Army Specialist Neice of the 51st Airborne Signal Battalion in Iraq, was serving with U.S. Army Rangers as well as Special Forces alongside his best friend, Specialist Justin Jacobsen, who he described as his "brother."

The two said they are glad to be home but angered by the way certain things have been handled, primarily by the media.

"CNN only airs what they want you to see," said Jacobsen. "I finally told my mom to stop watching, because it wasn't true."

Neice said the reality of a soldier's life in Iraq is quite the opposite from what is seen on the evening news.

"When we go through town, the crowds are cheering, crying, thanking us, giving us all thumbs up," Neice said.

Neice said the support from the locals in Baghdad was "at least 95 percent." He said the media is "wrong" and that the picture they are depicting for Americans is inaccurate.

"Americans need to know the truth. They (Iraqis) want us there. The support we got from locals was unreal," said Neice. "Sure, there are small pockets of resistance, but it's rare."
Vada Neice said her son found a new pride in his country while in Baghdad. She said, "When he got back to the states, he called me and said 'Mom! Mom! I love the USA!' I thought that was so cool."

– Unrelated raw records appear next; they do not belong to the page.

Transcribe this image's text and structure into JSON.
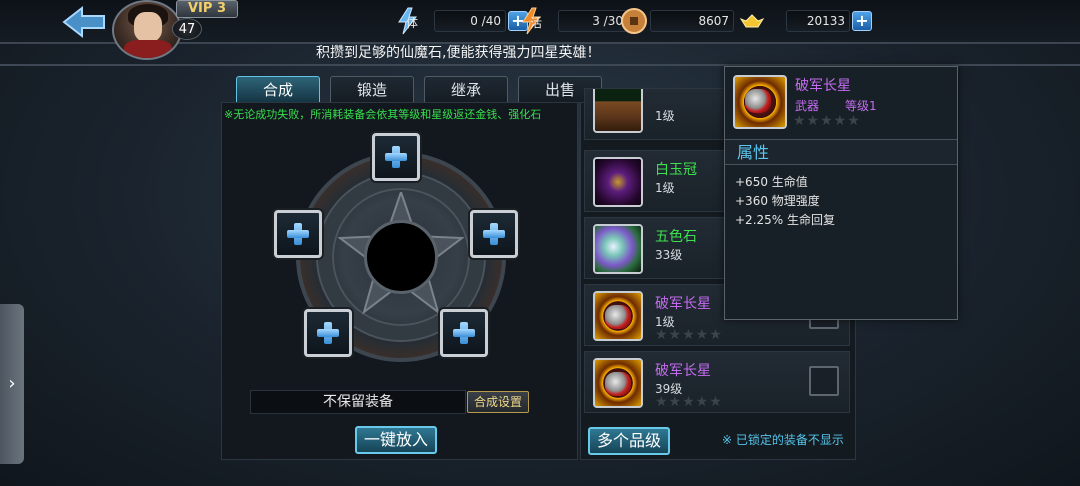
{
  "header": {
    "vip_label": "VIP 3",
    "player_level": "47",
    "stamina": {
      "label": "体",
      "value": "0 /40"
    },
    "activity": {
      "label": "活",
      "value": "3 /30"
    },
    "coins": "8607",
    "gold": "20133",
    "marquee": "积攒到足够的仙魔石,便能获得强力四星英雄！"
  },
  "tabs": [
    {
      "label": "合成",
      "active": true
    },
    {
      "label": "锻造",
      "active": false
    },
    {
      "label": "继承",
      "active": false
    },
    {
      "label": "出售",
      "active": false
    }
  ],
  "synthesis": {
    "notice": "※无论成功失败，所消耗装备会依其等级和星级返还金钱、强化石",
    "keep_label": "不保留装备",
    "settings_button": "合成设置",
    "auto_place_button": "一键放入"
  },
  "equipment_list": {
    "items": [
      {
        "name": "",
        "level": "1级",
        "art": "wood",
        "name_color": "#3fe04f"
      },
      {
        "name": "白玉冠",
        "level": "1级",
        "art": "crown",
        "name_color": "#3fe04f"
      },
      {
        "name": "五色石",
        "level": "33级",
        "art": "stone",
        "name_color": "#3fe04f"
      },
      {
        "name": "破军长星",
        "level": "1级",
        "art": "weapon",
        "name_color": "#c46cf0",
        "stars": "★★★★★"
      },
      {
        "name": "破军长星",
        "level": "39级",
        "art": "weapon",
        "name_color": "#c46cf0",
        "stars": "★★★★★"
      }
    ],
    "multi_grade_button": "多个品级",
    "lock_note": "※ 已锁定的装备不显示"
  },
  "tooltip": {
    "name": "破军长星",
    "type": "武器",
    "level": "等级1",
    "stars": "★★★★★",
    "section_title": "属性",
    "attributes": [
      "+650 生命值",
      "+360 物理强度",
      "+2.25% 生命回复"
    ]
  },
  "colors": {
    "accent_cyan": "#5cc8ef",
    "epic_purple": "#c46cf0",
    "uncommon_green": "#3fe04f",
    "notice_green": "#37e04d"
  },
  "icons": {
    "back": "back-arrow-icon",
    "stamina": "lightning-icon",
    "activity": "flame-lightning-icon",
    "coins": "copper-coin-icon",
    "gold": "gold-ingot-icon",
    "drawer": "chevron-right-icon"
  }
}
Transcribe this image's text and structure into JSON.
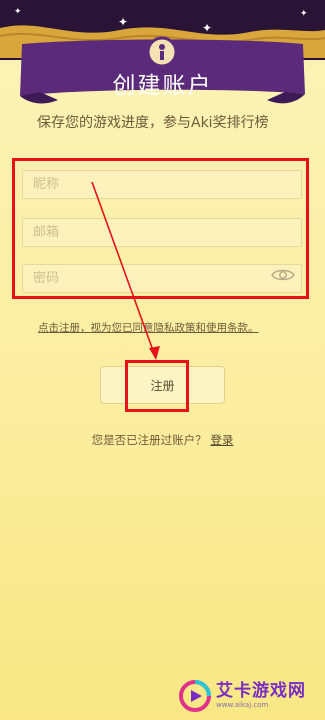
{
  "header": {
    "title": "创建账户"
  },
  "subtitle": "保存您的游戏进度，参与Aki奖排行榜",
  "form": {
    "nickname_placeholder": "昵称",
    "email_placeholder": "邮箱",
    "password_placeholder": "密码"
  },
  "policy_text": "点击注册，视为您已同意隐私政策和使用条款。",
  "register_label": "注册",
  "login": {
    "prompt": "您是否已注册过账户？",
    "link": "登录"
  },
  "watermark": {
    "name": "艾卡游戏网",
    "url": "www.aikaj.com"
  },
  "colors": {
    "highlight": "#e8111a",
    "banner": "#5b2a7a",
    "background": "#fbeea0"
  }
}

Neice left for Kuwait on April 1, 2003. After spending over a year in Iraq, he is home on leave for 30 days before heading back to Fort Bragg, N.C. where he will train for 10 months before facing war-torn Iraq once again.

It's people like Brian Neice that make me proud to be an American.

God Bless you, Specialist Neice, and WELCOME HOME!!!!